### ASSIGNMENT
Would you retype the records below exactly as they appear?
((
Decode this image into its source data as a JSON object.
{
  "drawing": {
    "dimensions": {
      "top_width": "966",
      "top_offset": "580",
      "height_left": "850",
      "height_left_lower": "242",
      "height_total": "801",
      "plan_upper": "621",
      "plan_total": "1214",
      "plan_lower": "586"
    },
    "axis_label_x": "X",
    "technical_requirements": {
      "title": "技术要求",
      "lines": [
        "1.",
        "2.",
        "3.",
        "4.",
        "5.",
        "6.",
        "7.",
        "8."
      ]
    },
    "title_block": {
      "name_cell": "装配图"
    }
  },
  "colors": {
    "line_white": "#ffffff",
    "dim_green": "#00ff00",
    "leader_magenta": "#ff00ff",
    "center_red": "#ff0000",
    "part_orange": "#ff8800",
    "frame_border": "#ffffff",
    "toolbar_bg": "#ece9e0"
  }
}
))
### YOUR RESPONSE
Decode this image into its source data as a JSON object.
{
  "drawing": {
    "dimensions": {
      "top_width": "966",
      "top_offset": "580",
      "height_left": "850",
      "height_left_lower": "242",
      "height_total": "801",
      "plan_upper": "621",
      "plan_total": "1214",
      "plan_lower": "586"
    },
    "axis_label_x": "X",
    "technical_requirements": {
      "title": "技术要求",
      "lines": [
        "1.",
        "2.",
        "3.",
        "4.",
        "5.",
        "6.",
        "7.",
        "8."
      ]
    },
    "title_block": {
      "name_cell": "装配图"
    }
  },
  "colors": {
    "line_white": "#ffffff",
    "dim_green": "#00ff00",
    "leader_magenta": "#ff00ff",
    "center_red": "#ff0000",
    "part_orange": "#ff8800",
    "frame_border": "#ffffff",
    "toolbar_bg": "#ece9e0"
  }
}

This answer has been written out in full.